Most American newspapers over the past few decades have regularly printed advice columns, where readers can write in with relationship questions and receive an answer from a professional. I do not read these columns regularly, but I have glanced at them a few times, and it is obvious to me that this mode of giving advice comes with significant challenges. To begin with, the person giving the advice does not really know the person asking for it, nor do they ever get to hear more than one perspective on the “facts” presented in the letter. Therefore it is easy to give bad advice despite good intentions, because you have no idea what other important information that the individual asking for advice has left out.
The Apostle Paul faced some of these same challenges when He wrote his epistles which God has seen fit to include in the canon of Scripture. Paul could not always be present at the churches that needed his advice, so he would send them counsel remotely. He would tell them in clear terms what was right, and what was wrong, and would praise them or criticize them accordingly.

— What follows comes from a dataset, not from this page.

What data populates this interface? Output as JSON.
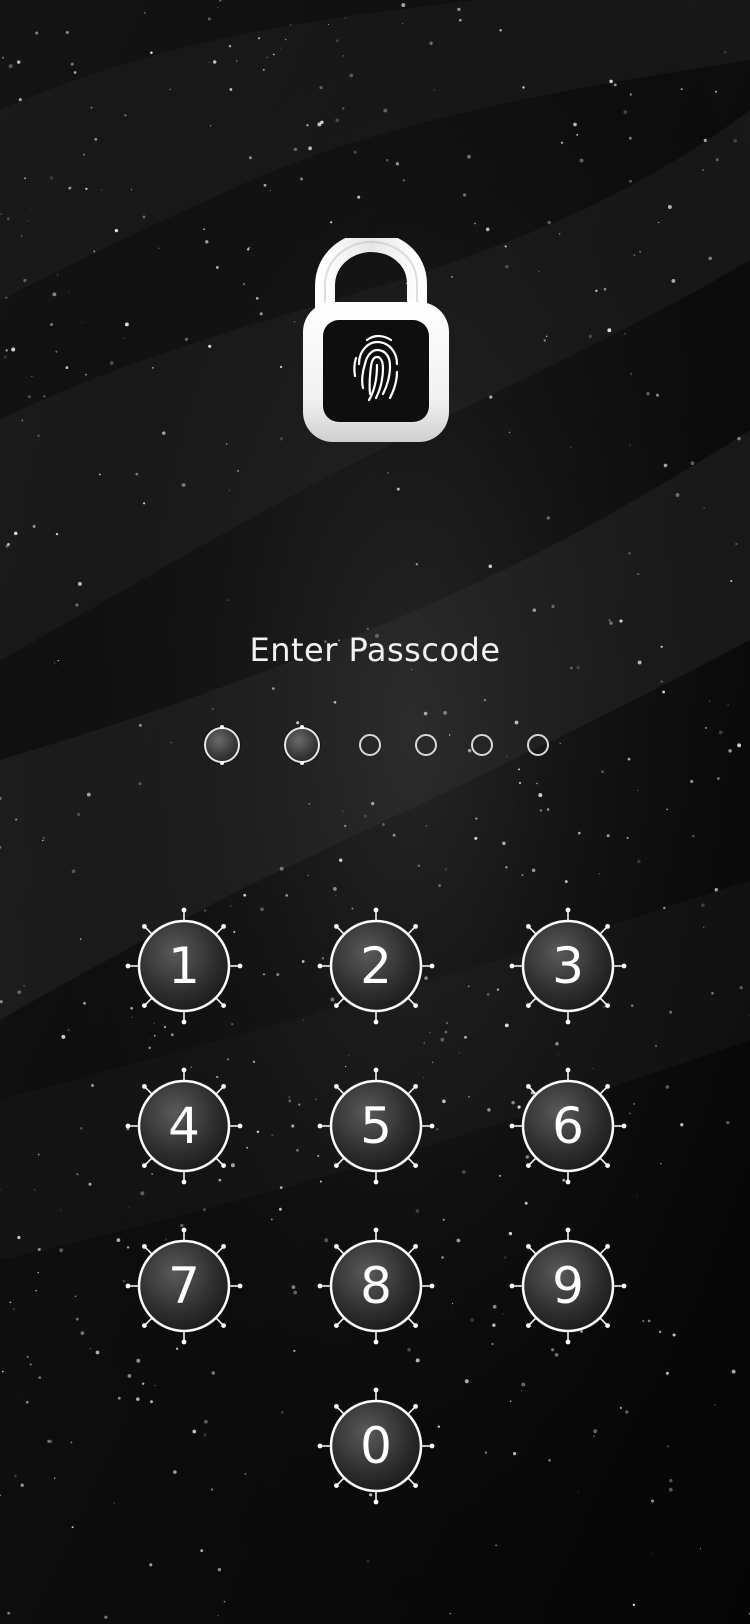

But Paul also knew his limits. He knew that he could not solve every dispute from afar. Many issues needed to be dealt with in person, as we see from the excerpt below:
So then, my brothers and sisters, when you gather to eat, you should all eat together. 34 Anyone who is hungry should eat something at home, so that when you meet together it may not result in judgment.
And when I come I will give further directions. (I Corinthians 11:33-34 NIV)
Paul, in this passage, and in the preceding verses, gives general instructions on church fellowship. He tells them that if they are to have a public meal, they should all share their food and eat together so that some do not pig out on the food that they have brought for themselves in the presence of others who are forced to look on helplessly while they are starving. Paul included this advice in his public letter, because the information needed to be relayed immediately, before the Corinthians’ selfish behavior could result in judgment from God.
However, Paul does not try to fix every fault of the Corinthian church remotely. Instead he tells them that when I come I will give further directions. Paul realized the danger of trying to answer every question in a letter. In addition to the obvious mistakes, the people in this church were doubtlessly committing many more sins that were more subtle and perhaps too sensitive to be addressed publicly. Paul only deals with the obvious mistakes in his letters. He addresses the sins that are so clearly wrong that there is no room for real debate. But the more complicated issues or “gray” areas he avoids until he can meet them face to face and learn all the facts for himself.
Paul here gives us a good example for how to give advice over the internet in the computer age. We must be cautious when people, especially people whom we do not know, ask us for advice. We must be sure that we do not hurt these people by giving them too much advice remotely. We must not be arrogant enough to think that we can answer all their questions without face to face contact with them. I myself occasionally receive requests for advice by readers of my blogs, and I am eager to give it, but it is important for me to know my limits and restrain myself from giving too much advice. If you ask me for counsel I can only really respond with general principles; it is up to you to apply those principles in your individual situation. For instance, there is a lot of advice I can give other Christians about dating. I can tell you not to date an unbeliever, I can tell you not to engage in a physical relationship before marriage, and I can tell you not to marry someone who has been divorced. But I cannot tell you whether or not you should marry some guy named “Fred.” I don’t know Fred; I don’t really know you either. You are the one who knows Fred, and you need to decide for yourself whether or not Fred fits the general criteria that I have given you. If you need more advice than I can give, then you must find some wise Christian who knows you better than I do and has closer contact with you to give you the advice you need.